The transfer proceeded to federal court, but the judge rejected Justice Department claims that Trump enjoyed immunity for statements he made about Carroll while he was president.
A federal jury in Manhattan I found Trump responsible In a parallel lawsuit in May, it found he had committed sexual assault and defamation and ordered him to pay $5 million in damages to Carroll. Trump appeals.
Carroll’s other lawsuit is scheduled to go to trial in January. The Justice Department recently changed its position in the case, saying that Trump is not entitled to immunity and that his comments about Carroll appear outside the scope of his official role as president.
Earlier this year, Trump also sought to move his criminal trial over a secret payment to porn star Stormy Daniels from a New York state court to a federal court there.

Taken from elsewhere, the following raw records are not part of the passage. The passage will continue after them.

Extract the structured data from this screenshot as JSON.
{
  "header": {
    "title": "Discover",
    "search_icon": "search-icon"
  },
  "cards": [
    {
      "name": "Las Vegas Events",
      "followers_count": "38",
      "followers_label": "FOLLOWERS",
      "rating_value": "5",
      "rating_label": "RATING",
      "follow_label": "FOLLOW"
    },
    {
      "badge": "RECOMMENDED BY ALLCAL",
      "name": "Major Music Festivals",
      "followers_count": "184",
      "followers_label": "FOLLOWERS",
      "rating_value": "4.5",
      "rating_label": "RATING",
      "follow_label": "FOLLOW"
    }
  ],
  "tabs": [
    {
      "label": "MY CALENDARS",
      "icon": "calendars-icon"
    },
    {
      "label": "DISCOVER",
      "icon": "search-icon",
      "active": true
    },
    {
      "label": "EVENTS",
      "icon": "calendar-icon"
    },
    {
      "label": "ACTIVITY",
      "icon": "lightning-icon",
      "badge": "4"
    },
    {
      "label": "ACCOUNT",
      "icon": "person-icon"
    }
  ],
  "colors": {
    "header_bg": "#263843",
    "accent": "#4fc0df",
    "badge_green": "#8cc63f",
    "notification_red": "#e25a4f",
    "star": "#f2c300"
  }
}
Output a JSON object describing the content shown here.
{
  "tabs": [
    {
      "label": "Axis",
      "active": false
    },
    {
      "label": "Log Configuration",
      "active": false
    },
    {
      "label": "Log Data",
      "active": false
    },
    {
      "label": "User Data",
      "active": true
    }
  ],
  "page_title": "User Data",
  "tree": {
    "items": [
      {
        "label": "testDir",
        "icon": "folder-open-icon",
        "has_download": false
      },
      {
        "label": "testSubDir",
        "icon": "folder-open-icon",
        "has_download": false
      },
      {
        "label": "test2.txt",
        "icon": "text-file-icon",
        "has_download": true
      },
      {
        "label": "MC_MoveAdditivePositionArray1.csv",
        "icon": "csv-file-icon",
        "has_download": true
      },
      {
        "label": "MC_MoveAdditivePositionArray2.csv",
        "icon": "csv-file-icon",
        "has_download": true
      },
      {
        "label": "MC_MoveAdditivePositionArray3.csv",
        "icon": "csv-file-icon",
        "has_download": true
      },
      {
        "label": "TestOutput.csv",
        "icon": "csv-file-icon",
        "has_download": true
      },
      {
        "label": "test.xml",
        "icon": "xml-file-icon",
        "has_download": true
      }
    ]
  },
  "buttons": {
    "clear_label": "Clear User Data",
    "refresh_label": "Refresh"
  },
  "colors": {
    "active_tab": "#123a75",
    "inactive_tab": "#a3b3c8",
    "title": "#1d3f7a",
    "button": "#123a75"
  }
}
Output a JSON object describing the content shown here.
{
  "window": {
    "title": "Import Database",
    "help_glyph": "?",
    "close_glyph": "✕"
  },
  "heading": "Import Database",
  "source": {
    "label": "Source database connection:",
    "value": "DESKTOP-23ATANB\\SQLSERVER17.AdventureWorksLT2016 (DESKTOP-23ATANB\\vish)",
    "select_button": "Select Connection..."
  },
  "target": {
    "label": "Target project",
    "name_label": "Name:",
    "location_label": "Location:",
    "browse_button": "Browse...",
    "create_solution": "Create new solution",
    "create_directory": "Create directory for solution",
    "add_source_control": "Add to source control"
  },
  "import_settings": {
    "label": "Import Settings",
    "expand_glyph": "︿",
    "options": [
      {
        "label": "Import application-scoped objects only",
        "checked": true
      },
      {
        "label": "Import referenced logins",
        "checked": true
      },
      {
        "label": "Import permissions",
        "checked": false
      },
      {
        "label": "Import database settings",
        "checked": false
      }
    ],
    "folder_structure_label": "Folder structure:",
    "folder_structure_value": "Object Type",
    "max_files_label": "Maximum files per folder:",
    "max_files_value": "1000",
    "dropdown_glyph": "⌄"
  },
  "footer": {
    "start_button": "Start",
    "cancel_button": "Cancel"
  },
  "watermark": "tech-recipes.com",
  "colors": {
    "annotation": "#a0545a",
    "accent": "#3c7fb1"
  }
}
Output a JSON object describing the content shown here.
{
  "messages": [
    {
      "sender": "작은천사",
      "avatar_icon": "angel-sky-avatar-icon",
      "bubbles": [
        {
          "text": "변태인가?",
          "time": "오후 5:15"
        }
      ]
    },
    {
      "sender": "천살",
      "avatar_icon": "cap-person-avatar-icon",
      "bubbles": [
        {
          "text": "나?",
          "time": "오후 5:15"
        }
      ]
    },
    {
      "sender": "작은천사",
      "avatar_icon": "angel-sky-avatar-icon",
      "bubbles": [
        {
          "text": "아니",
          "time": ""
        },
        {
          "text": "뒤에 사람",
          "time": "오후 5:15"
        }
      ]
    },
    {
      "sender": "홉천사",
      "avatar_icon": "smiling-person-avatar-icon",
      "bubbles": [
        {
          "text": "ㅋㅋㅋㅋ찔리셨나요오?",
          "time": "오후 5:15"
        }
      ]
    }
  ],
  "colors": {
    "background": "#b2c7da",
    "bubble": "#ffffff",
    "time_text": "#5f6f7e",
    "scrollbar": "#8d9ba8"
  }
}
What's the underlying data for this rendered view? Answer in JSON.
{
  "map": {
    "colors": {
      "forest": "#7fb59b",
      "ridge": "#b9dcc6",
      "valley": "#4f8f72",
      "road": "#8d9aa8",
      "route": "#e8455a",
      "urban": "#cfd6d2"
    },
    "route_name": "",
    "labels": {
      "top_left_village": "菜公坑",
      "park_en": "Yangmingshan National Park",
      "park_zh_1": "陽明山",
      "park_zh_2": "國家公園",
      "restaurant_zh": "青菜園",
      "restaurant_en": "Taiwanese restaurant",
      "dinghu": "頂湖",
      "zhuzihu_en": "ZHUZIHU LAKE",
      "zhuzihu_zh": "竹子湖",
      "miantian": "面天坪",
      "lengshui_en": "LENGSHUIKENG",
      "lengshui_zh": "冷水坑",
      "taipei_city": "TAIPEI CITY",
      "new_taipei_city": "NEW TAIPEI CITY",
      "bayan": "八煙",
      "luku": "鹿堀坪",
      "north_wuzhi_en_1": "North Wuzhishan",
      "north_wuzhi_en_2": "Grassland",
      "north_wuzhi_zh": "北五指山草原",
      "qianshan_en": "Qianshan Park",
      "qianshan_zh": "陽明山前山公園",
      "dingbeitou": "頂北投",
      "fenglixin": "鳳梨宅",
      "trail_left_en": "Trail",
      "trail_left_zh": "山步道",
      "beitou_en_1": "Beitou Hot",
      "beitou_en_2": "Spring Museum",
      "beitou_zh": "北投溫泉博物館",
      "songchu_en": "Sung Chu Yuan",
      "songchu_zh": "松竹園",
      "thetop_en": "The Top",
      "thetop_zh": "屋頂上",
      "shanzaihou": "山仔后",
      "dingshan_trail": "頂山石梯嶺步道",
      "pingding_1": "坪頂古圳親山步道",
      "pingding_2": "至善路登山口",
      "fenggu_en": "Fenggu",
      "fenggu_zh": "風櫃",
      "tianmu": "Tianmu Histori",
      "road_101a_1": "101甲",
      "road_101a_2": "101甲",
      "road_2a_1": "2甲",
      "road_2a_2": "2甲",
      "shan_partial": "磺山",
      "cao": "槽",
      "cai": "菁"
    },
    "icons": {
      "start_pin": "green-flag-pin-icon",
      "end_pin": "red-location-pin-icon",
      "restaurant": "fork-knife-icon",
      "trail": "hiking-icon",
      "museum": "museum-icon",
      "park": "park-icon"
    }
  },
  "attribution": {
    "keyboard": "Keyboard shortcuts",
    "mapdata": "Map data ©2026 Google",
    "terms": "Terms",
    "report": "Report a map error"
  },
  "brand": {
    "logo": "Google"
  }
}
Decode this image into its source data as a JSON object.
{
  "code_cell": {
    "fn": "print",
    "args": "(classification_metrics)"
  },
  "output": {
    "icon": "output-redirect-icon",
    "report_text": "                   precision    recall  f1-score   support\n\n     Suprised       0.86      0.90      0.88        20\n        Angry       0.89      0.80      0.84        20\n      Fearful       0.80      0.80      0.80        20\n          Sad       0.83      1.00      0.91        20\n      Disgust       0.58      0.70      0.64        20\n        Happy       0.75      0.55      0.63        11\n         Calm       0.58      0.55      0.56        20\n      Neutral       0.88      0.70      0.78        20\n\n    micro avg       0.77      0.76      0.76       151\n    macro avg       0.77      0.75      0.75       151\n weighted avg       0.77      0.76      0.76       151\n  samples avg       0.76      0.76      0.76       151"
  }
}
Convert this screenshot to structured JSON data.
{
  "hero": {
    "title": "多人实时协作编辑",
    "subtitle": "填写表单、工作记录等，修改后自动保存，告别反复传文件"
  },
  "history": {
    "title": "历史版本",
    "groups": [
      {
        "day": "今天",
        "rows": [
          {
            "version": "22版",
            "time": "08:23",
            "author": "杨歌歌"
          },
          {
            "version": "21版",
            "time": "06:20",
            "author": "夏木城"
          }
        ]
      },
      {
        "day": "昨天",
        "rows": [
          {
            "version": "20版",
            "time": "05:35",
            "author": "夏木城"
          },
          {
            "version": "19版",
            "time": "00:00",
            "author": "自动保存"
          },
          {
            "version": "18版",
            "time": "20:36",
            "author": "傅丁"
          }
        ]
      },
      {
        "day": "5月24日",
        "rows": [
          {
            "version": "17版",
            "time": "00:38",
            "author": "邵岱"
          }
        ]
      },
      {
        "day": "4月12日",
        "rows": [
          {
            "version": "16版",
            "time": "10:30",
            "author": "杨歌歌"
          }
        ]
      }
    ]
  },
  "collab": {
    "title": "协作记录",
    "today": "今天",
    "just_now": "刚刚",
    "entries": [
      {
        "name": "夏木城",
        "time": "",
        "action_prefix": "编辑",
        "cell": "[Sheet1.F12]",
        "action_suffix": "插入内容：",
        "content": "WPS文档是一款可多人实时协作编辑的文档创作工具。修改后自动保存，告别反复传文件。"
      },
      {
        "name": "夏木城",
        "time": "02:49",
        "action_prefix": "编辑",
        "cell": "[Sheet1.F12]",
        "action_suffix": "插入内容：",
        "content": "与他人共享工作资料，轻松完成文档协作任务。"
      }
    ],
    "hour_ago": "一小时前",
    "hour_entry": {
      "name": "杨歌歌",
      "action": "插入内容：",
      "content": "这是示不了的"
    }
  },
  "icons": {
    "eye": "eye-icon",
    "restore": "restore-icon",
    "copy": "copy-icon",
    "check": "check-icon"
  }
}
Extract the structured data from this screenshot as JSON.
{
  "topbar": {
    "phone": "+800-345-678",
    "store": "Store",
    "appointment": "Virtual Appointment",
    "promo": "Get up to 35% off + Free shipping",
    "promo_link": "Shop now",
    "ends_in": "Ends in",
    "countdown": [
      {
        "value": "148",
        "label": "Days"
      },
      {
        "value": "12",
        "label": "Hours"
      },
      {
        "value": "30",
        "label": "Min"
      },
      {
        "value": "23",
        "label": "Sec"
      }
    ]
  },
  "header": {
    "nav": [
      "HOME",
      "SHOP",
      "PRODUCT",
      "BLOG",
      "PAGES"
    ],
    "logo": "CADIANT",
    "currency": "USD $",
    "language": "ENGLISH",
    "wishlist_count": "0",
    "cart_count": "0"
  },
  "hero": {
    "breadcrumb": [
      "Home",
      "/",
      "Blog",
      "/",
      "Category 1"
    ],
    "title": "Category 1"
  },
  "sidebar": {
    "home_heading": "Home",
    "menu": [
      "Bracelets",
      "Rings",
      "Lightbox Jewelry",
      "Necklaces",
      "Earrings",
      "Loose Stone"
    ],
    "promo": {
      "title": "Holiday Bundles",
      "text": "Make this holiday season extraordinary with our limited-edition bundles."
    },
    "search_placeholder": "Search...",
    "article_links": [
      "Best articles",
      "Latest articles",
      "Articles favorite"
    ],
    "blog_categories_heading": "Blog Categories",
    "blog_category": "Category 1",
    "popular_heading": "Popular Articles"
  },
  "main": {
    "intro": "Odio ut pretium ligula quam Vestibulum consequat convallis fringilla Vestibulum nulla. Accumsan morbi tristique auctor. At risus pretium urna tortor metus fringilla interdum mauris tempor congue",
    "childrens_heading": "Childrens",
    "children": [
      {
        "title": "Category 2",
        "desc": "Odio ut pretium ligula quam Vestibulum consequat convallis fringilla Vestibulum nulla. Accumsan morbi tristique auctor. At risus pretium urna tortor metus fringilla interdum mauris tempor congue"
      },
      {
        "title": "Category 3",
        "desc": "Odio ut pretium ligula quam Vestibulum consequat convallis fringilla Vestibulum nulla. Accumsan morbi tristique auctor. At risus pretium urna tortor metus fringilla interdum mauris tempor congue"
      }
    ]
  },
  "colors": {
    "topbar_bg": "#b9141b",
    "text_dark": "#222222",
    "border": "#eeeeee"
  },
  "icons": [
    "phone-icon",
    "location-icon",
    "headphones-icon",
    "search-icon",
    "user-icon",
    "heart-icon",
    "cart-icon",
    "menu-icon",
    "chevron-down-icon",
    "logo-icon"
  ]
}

A federal judge denied Trump’s request for transfer, but the former president appealed.
Battles on forums have a long and, at times, strange history.
Meadows’ brief support for moving his trial to federal court cites three Supreme Court cases from more than a century ago.
In 1890, the Supreme Court found that a deputy U.S. marshal—accused in California of killing a man who was assaulting a Supreme Court justice—was acting properly in his federal capacity when he fired the fatal shot.
In 1899, judges denied an Ohio request to prosecute a federal official for a crime under state law, described by the court as “serving margarine in a home for disabled veterans without putting up a sign in the window.”
In 1906, the Supreme Court denied immunity in a case involving conflicting evidence about a group of soldiers shooting and killing a robber after a speedy pursuit.
But some critics of Trump’s allies’ attempt to move the Georgia trial to federal court say it runs counter to Republican officials’ repeated calls for the federal government to transfer power to the states.
“It’s ridiculous,” Aizen said. “Conservatives have been known to promote the role of states in our federal system, and here you have two governors running to the federal court to avoid the workings of the state judicial system.”